More than a full semester's worth of advice on being successful in business.
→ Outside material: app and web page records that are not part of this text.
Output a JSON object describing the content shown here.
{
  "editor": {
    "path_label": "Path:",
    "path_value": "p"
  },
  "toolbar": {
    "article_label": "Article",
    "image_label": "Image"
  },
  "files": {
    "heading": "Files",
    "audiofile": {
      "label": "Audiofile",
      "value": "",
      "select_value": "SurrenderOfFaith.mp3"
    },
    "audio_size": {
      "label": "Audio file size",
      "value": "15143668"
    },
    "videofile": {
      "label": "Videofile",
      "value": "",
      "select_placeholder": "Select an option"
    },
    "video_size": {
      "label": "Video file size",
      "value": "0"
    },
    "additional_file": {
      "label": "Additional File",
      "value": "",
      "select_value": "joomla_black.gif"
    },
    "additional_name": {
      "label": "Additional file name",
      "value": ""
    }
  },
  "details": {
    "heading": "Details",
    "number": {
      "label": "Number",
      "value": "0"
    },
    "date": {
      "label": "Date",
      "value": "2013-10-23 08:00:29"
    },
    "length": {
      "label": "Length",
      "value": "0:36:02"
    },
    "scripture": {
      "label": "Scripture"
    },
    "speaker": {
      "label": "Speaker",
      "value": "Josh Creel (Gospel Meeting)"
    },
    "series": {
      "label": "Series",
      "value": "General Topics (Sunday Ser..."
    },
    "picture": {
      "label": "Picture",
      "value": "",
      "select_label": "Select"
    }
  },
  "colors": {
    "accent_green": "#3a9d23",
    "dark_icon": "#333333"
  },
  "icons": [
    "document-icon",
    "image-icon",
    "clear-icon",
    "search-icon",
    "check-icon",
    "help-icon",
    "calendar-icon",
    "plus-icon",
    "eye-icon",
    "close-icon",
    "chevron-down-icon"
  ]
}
When the first chapter on a course in business addresses the issue of "Not Appearing Stupid," readers might question the veracity of the contents. However, Fortune columnist Bing (Bingsop's Fables: Little Morals for Big Business, 2011, etc.) successfully combines tongue-in-cheek commentary with helpful advice on common business practices, giving readers a lighthearted yet incisive analysis of the professional world of commerce. Starting with core ideas, such as building a persona in which "craziness" is allowed (but "just a touch. Nothing more. You are simply too small, Grasshopper”), Bing also examines how to sell, market, negotiate, and manage individuals and groups. The author’s delight in his subject is apparent, though the blurred line between spoof and useful advice occasionally grates. Once readers have mastered Bing’s basic principles, they are encouraged to continue on to the advanced curriculum, where topics include crisis management, how to sell yourself as a brand and develop a campaign to sell that brand, how to control the flood of electronic communications and how to interact with the seven kinds of crazy people you might encounter in the workplace. Illustrated with numerous photographs, charts, tables, graphs and formulas, where the math doesn't always add up, Bing provides tutorials and "elective" subjects that, while not mandatory, will "prepare the student for the moment when their mortarboard comes down and the rubber soles hit the road." These include the pros and cons of sex at the office, the care and feeding of senior officers, and a basic analysis of whiskey and cigars. A diploma from the “National Association for Serious Studies” concludes the book.
Humorous, mostly informative guidance to the world of the “business arts.”